(Excerpts from a dataset)

+ + + + + + +

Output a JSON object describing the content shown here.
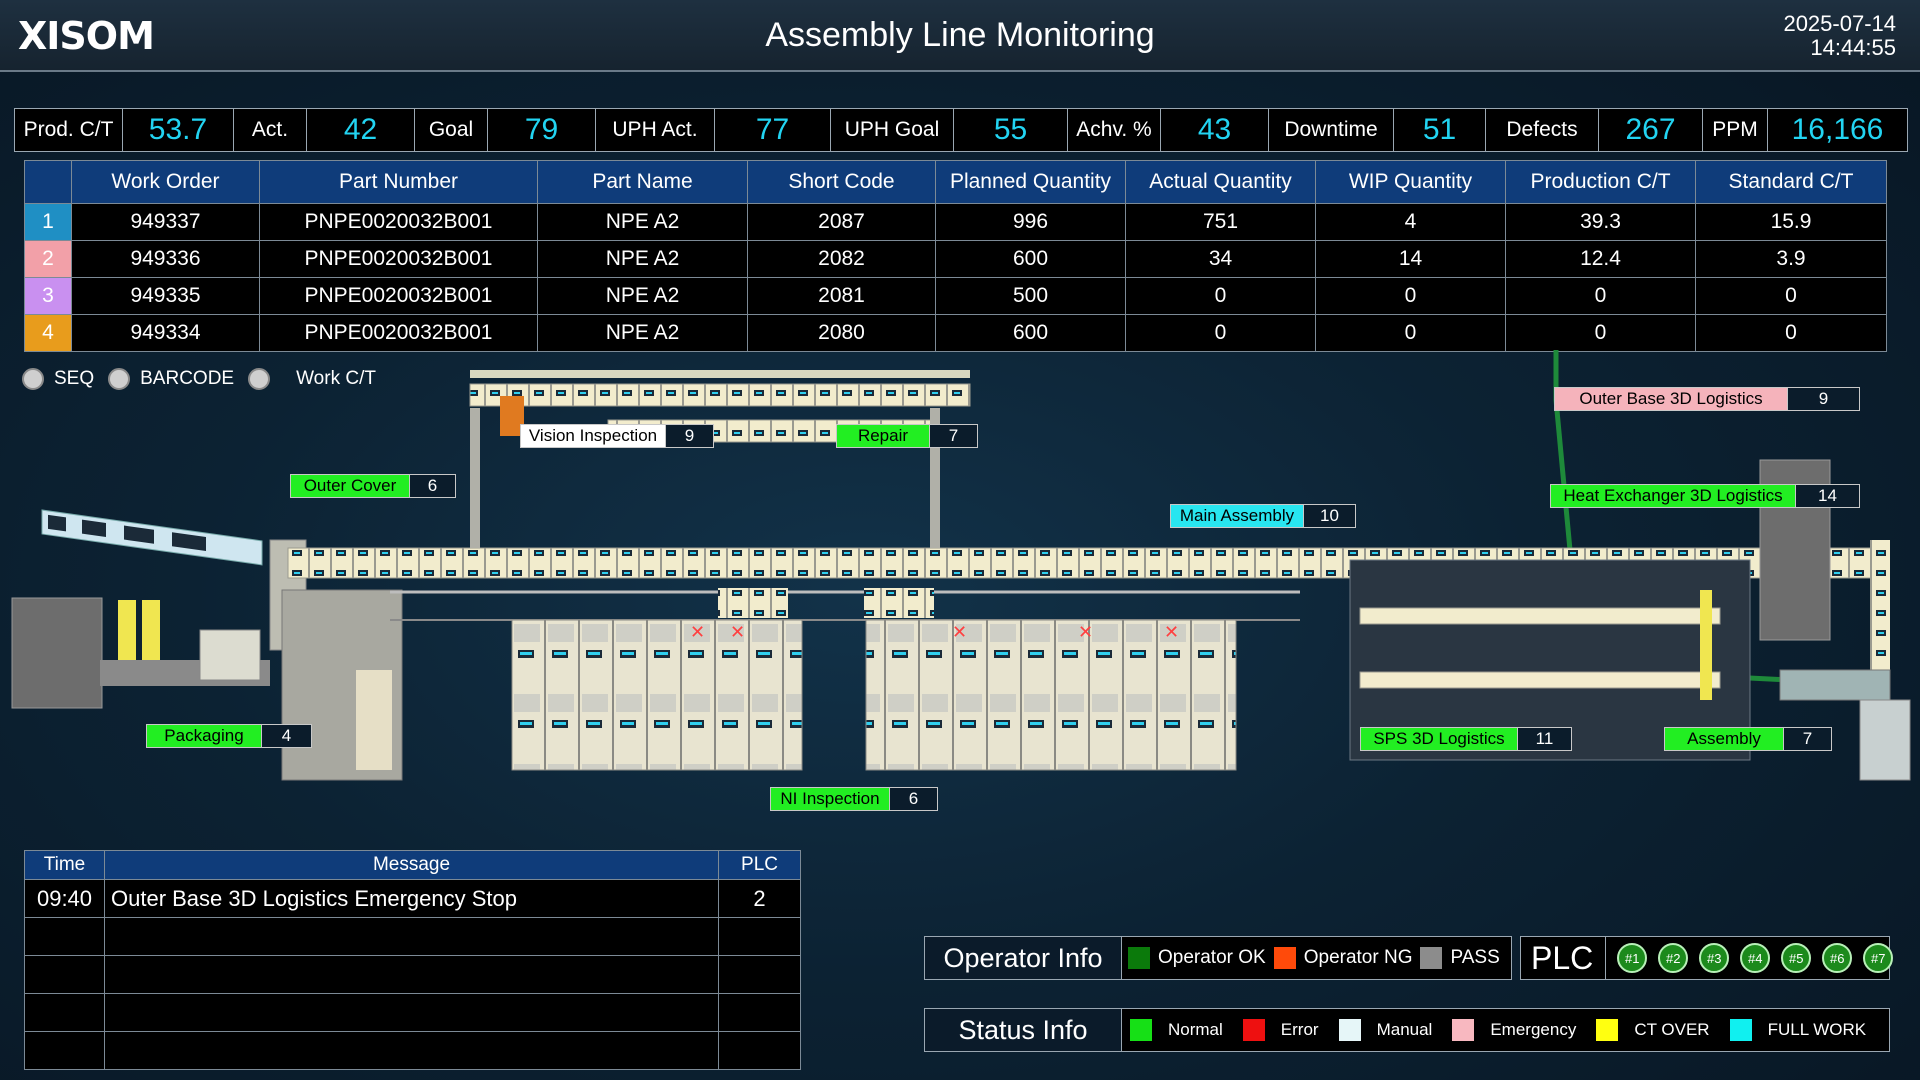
{
  "header": {
    "logo": "XISOM",
    "title": "Assembly Line Monitoring",
    "date": "2025-07-14",
    "time": "14:44:55"
  },
  "kpis": [
    {
      "label": "Prod. C/T",
      "value": "53.7"
    },
    {
      "label": "Act.",
      "value": "42"
    },
    {
      "label": "Goal",
      "value": "79"
    },
    {
      "label": "UPH Act.",
      "value": "77"
    },
    {
      "label": "UPH Goal",
      "value": "55"
    },
    {
      "label": "Achv. %",
      "value": "43"
    },
    {
      "label": "Downtime",
      "value": "51"
    },
    {
      "label": "Defects",
      "value": "267"
    },
    {
      "label": "PPM",
      "value": "16,166"
    }
  ],
  "work_orders": {
    "columns": [
      "",
      "Work Order",
      "Part Number",
      "Part Name",
      "Short Code",
      "Planned Quantity",
      "Actual Quantity",
      "WIP Quantity",
      "Production C/T",
      "Standard C/T"
    ],
    "rows": [
      {
        "idx": "1",
        "color": "#1f8fc4",
        "cells": [
          "949337",
          "PNPE0020032B001",
          "NPE A2",
          "2087",
          "996",
          "751",
          "4",
          "39.3",
          "15.9"
        ]
      },
      {
        "idx": "2",
        "color": "#f2a0a8",
        "cells": [
          "949336",
          "PNPE0020032B001",
          "NPE A2",
          "2082",
          "600",
          "34",
          "14",
          "12.4",
          "3.9"
        ]
      },
      {
        "idx": "3",
        "color": "#c990f0",
        "cells": [
          "949335",
          "PNPE0020032B001",
          "NPE A2",
          "2081",
          "500",
          "0",
          "0",
          "0",
          "0"
        ]
      },
      {
        "idx": "4",
        "color": "#e89c1c",
        "cells": [
          "949334",
          "PNPE0020032B001",
          "NPE A2",
          "2080",
          "600",
          "0",
          "0",
          "0",
          "0"
        ]
      }
    ]
  },
  "view_options": [
    "SEQ",
    "BARCODE",
    "Work C/T"
  ],
  "stations": [
    {
      "name": "Vision Inspection",
      "count": "9",
      "color": "#ffffff"
    },
    {
      "name": "Repair",
      "count": "7",
      "color": "#22ee22"
    },
    {
      "name": "Outer Cover",
      "count": "6",
      "color": "#22ee22"
    },
    {
      "name": "Main Assembly",
      "count": "10",
      "color": "#28e6f0"
    },
    {
      "name": "Outer Base 3D Logistics",
      "count": "9",
      "color": "#f5b3bb"
    },
    {
      "name": "Heat Exchanger 3D Logistics",
      "count": "14",
      "color": "#22ee22"
    },
    {
      "name": "Packaging",
      "count": "4",
      "color": "#22ee22"
    },
    {
      "name": "SPS 3D Logistics",
      "count": "11",
      "color": "#22ee22"
    },
    {
      "name": "Assembly",
      "count": "7",
      "color": "#22ee22"
    },
    {
      "name": "NI Inspection",
      "count": "6",
      "color": "#22ee22"
    }
  ],
  "messages": {
    "columns": [
      "Time",
      "Message",
      "PLC"
    ],
    "rows": [
      [
        "09:40",
        "Outer Base 3D Logistics Emergency Stop",
        "2"
      ],
      [
        "",
        "",
        ""
      ],
      [
        "",
        "",
        ""
      ],
      [
        "",
        "",
        ""
      ],
      [
        "",
        "",
        ""
      ]
    ]
  },
  "operator_info": {
    "title": "Operator Info",
    "items": [
      {
        "label": "Operator OK",
        "color": "#0b7a0b"
      },
      {
        "label": "Operator NG",
        "color": "#ff4a0a"
      },
      {
        "label": "PASS",
        "color": "#8c8c8c"
      }
    ]
  },
  "status_info": {
    "title": "Status Info",
    "items": [
      {
        "label": "Normal",
        "color": "#16e016"
      },
      {
        "label": "Error",
        "color": "#ee1010"
      },
      {
        "label": "Manual",
        "color": "#e6f6f8"
      },
      {
        "label": "Emergency",
        "color": "#f8b8c0"
      },
      {
        "label": "CT OVER",
        "color": "#ffff10"
      },
      {
        "label": "FULL WORK",
        "color": "#10f0f0"
      }
    ]
  },
  "plc": {
    "title": "PLC",
    "units": [
      "#1",
      "#2",
      "#3",
      "#4",
      "#5",
      "#6",
      "#7"
    ]
  }
}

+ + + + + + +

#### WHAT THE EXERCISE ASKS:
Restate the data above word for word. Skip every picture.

#### OUTPUT FOR THIS EXERCISE:
Output a JSON object describing the content shown here.
{
  "header": {
    "logo": "XISOM",
    "title": "Assembly Line Monitoring",
    "date": "2025-07-14",
    "time": "14:44:55"
  },
  "kpis": [
    {
      "label": "Prod. C/T",
      "value": "53.7"
    },
    {
      "label": "Act.",
      "value": "42"
    },
    {
      "label": "Goal",
      "value": "79"
    },
    {
      "label": "UPH Act.",
      "value": "77"
    },
    {
      "label": "UPH Goal",
      "value": "55"
    },
    {
      "label": "Achv. %",
      "value": "43"
    },
    {
      "label": "Downtime",
      "value": "51"
    },
    {
      "label": "Defects",
      "value": "267"
    },
    {
      "label": "PPM",
      "value": "16,166"
    }
  ],
  "work_orders": {
    "columns": [
      "",
      "Work Order",
      "Part Number",
      "Part Name",
      "Short Code",
      "Planned Quantity",
      "Actual Quantity",
      "WIP Quantity",
      "Production C/T",
      "Standard C/T"
    ],
    "rows": [
      {
        "idx": "1",
        "color": "#1f8fc4",
        "cells": [
          "949337",
          "PNPE0020032B001",
          "NPE A2",
          "2087",
          "996",
          "751",
          "4",
          "39.3",
          "15.9"
        ]
      },
      {
        "idx": "2",
        "color": "#f2a0a8",
        "cells": [
          "949336",
          "PNPE0020032B001",
          "NPE A2",
          "2082",
          "600",
          "34",
          "14",
          "12.4",
          "3.9"
        ]
      },
      {
        "idx": "3",
        "color": "#c990f0",
        "cells": [
          "949335",
          "PNPE0020032B001",
          "NPE A2",
          "2081",
          "500",
          "0",
          "0",
          "0",
          "0"
        ]
      },
      {
        "idx": "4",
        "color": "#e89c1c",
        "cells": [
          "949334",
          "PNPE0020032B001",
          "NPE A2",
          "2080",
          "600",
          "0",
          "0",
          "0",
          "0"
        ]
      }
    ]
  },
  "view_options": [
    "SEQ",
    "BARCODE",
    "Work C/T"
  ],
  "stations": [
    {
      "name": "Vision Inspection",
      "count": "9",
      "color": "#ffffff"
    },
    {
      "name": "Repair",
      "count": "7",
      "color": "#22ee22"
    },
    {
      "name": "Outer Cover",
      "count": "6",
      "color": "#22ee22"
    },
    {
      "name": "Main Assembly",
      "count": "10",
      "color": "#28e6f0"
    },
    {
      "name": "Outer Base 3D Logistics",
      "count": "9",
      "color": "#f5b3bb"
    },
    {
      "name": "Heat Exchanger 3D Logistics",
      "count": "14",
      "color": "#22ee22"
    },
    {
      "name": "Packaging",
      "count": "4",
      "color": "#22ee22"
    },
    {
      "name": "SPS 3D Logistics",
      "count": "11",
      "color": "#22ee22"
    },
    {
      "name": "Assembly",
      "count": "7",
      "color": "#22ee22"
    },
    {
      "name": "NI Inspection",
      "count": "6",
      "color": "#22ee22"
    }
  ],
  "messages": {
    "columns": [
      "Time",
      "Message",
      "PLC"
    ],
    "rows": [
      [
        "09:40",
        "Outer Base 3D Logistics Emergency Stop",
        "2"
      ],
      [
        "",
        "",
        ""
      ],
      [
        "",
        "",
        ""
      ],
      [
        "",
        "",
        ""
      ],
      [
        "",
        "",
        ""
      ]
    ]
  },
  "operator_info": {
    "title": "Operator Info",
    "items": [
      {
        "label": "Operator OK",
        "color": "#0b7a0b"
      },
      {
        "label": "Operator NG",
        "color": "#ff4a0a"
      },
      {
        "label": "PASS",
        "color": "#8c8c8c"
      }
    ]
  },
  "status_info": {
    "title": "Status Info",
    "items": [
      {
        "label": "Normal",
        "color": "#16e016"
      },
      {
        "label": "Error",
        "color": "#ee1010"
      },
      {
        "label": "Manual",
        "color": "#e6f6f8"
      },
      {
        "label": "Emergency",
        "color": "#f8b8c0"
      },
      {
        "label": "CT OVER",
        "color": "#ffff10"
      },
      {
        "label": "FULL WORK",
        "color": "#10f0f0"
      }
    ]
  },
  "plc": {
    "title": "PLC",
    "units": [
      "#1",
      "#2",
      "#3",
      "#4",
      "#5",
      "#6",
      "#7"
    ]
  }
}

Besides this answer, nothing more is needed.